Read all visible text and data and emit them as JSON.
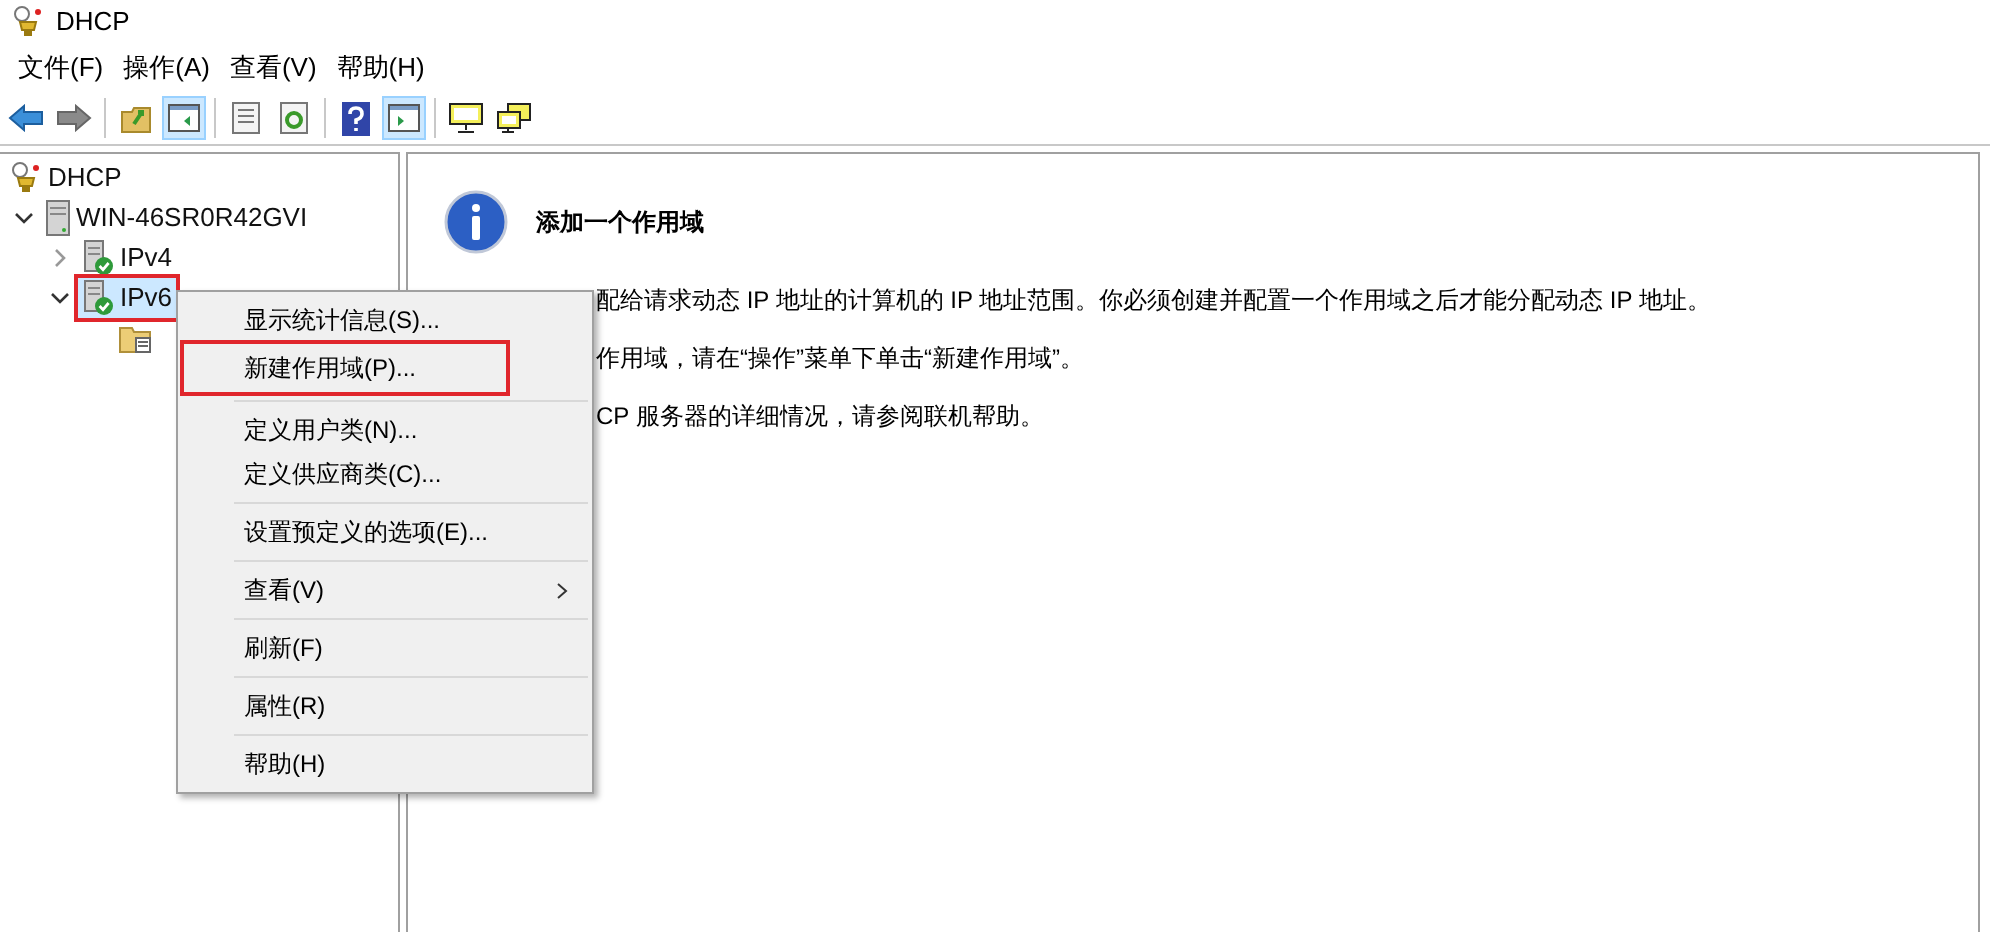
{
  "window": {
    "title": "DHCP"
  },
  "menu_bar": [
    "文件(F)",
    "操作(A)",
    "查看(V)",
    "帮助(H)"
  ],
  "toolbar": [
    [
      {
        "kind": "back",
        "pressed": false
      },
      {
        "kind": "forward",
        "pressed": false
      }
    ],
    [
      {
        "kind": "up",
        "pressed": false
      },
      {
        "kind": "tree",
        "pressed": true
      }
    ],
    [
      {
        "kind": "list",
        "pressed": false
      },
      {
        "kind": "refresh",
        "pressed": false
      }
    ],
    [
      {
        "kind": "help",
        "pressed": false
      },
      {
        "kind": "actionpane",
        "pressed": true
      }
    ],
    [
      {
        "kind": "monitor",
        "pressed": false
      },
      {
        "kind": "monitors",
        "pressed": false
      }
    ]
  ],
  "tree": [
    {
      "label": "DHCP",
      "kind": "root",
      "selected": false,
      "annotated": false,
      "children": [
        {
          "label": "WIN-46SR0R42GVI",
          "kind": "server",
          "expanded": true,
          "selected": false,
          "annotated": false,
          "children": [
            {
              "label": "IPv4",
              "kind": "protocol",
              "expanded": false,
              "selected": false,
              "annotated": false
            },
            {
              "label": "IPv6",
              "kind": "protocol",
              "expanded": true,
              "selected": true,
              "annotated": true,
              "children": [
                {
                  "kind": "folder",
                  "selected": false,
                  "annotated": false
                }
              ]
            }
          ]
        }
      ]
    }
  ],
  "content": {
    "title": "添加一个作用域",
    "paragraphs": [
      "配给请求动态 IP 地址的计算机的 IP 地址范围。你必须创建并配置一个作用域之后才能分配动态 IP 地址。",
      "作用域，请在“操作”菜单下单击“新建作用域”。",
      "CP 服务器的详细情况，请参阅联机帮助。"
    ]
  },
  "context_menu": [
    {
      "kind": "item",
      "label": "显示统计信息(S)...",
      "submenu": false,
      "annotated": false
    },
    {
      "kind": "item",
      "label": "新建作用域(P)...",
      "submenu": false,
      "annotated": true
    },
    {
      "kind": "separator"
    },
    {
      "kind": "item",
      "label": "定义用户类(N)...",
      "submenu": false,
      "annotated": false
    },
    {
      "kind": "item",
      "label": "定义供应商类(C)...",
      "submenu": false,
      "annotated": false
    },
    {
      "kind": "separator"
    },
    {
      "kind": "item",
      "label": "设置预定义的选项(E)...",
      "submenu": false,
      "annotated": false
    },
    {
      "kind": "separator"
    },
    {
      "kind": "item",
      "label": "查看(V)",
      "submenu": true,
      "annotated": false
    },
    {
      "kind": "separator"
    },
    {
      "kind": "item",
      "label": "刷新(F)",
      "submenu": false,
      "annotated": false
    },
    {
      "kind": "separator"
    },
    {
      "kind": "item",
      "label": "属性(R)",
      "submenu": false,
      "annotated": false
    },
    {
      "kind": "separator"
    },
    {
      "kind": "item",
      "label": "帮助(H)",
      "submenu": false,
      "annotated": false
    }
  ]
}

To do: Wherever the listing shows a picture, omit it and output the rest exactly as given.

Exercise answer:
Read all visible text and data and emit them as JSON.
{
  "window": {
    "title": "DHCP"
  },
  "menu_bar": [
    "文件(F)",
    "操作(A)",
    "查看(V)",
    "帮助(H)"
  ],
  "toolbar": [
    [
      {
        "kind": "back",
        "pressed": false
      },
      {
        "kind": "forward",
        "pressed": false
      }
    ],
    [
      {
        "kind": "up",
        "pressed": false
      },
      {
        "kind": "tree",
        "pressed": true
      }
    ],
    [
      {
        "kind": "list",
        "pressed": false
      },
      {
        "kind": "refresh",
        "pressed": false
      }
    ],
    [
      {
        "kind": "help",
        "pressed": false
      },
      {
        "kind": "actionpane",
        "pressed": true
      }
    ],
    [
      {
        "kind": "monitor",
        "pressed": false
      },
      {
        "kind": "monitors",
        "pressed": false
      }
    ]
  ],
  "tree": [
    {
      "label": "DHCP",
      "kind": "root",
      "selected": false,
      "annotated": false,
      "children": [
        {
          "label": "WIN-46SR0R42GVI",
          "kind": "server",
          "expanded": true,
          "selected": false,
          "annotated": false,
          "children": [
            {
              "label": "IPv4",
              "kind": "protocol",
              "expanded": false,
              "selected": false,
              "annotated": false
            },
            {
              "label": "IPv6",
              "kind": "protocol",
              "expanded": true,
              "selected": true,
              "annotated": true,
              "children": [
                {
                  "kind": "folder",
                  "selected": false,
                  "annotated": false
                }
              ]
            }
          ]
        }
      ]
    }
  ],
  "content": {
    "title": "添加一个作用域",
    "paragraphs": [
      "配给请求动态 IP 地址的计算机的 IP 地址范围。你必须创建并配置一个作用域之后才能分配动态 IP 地址。",
      "作用域，请在“操作”菜单下单击“新建作用域”。",
      "CP 服务器的详细情况，请参阅联机帮助。"
    ]
  },
  "context_menu": [
    {
      "kind": "item",
      "label": "显示统计信息(S)...",
      "submenu": false,
      "annotated": false
    },
    {
      "kind": "item",
      "label": "新建作用域(P)...",
      "submenu": false,
      "annotated": true
    },
    {
      "kind": "separator"
    },
    {
      "kind": "item",
      "label": "定义用户类(N)...",
      "submenu": false,
      "annotated": false
    },
    {
      "kind": "item",
      "label": "定义供应商类(C)...",
      "submenu": false,
      "annotated": false
    },
    {
      "kind": "separator"
    },
    {
      "kind": "item",
      "label": "设置预定义的选项(E)...",
      "submenu": false,
      "annotated": false
    },
    {
      "kind": "separator"
    },
    {
      "kind": "item",
      "label": "查看(V)",
      "submenu": true,
      "annotated": false
    },
    {
      "kind": "separator"
    },
    {
      "kind": "item",
      "label": "刷新(F)",
      "submenu": false,
      "annotated": false
    },
    {
      "kind": "separator"
    },
    {
      "kind": "item",
      "label": "属性(R)",
      "submenu": false,
      "annotated": false
    },
    {
      "kind": "separator"
    },
    {
      "kind": "item",
      "label": "帮助(H)",
      "submenu": false,
      "annotated": false
    }
  ]
}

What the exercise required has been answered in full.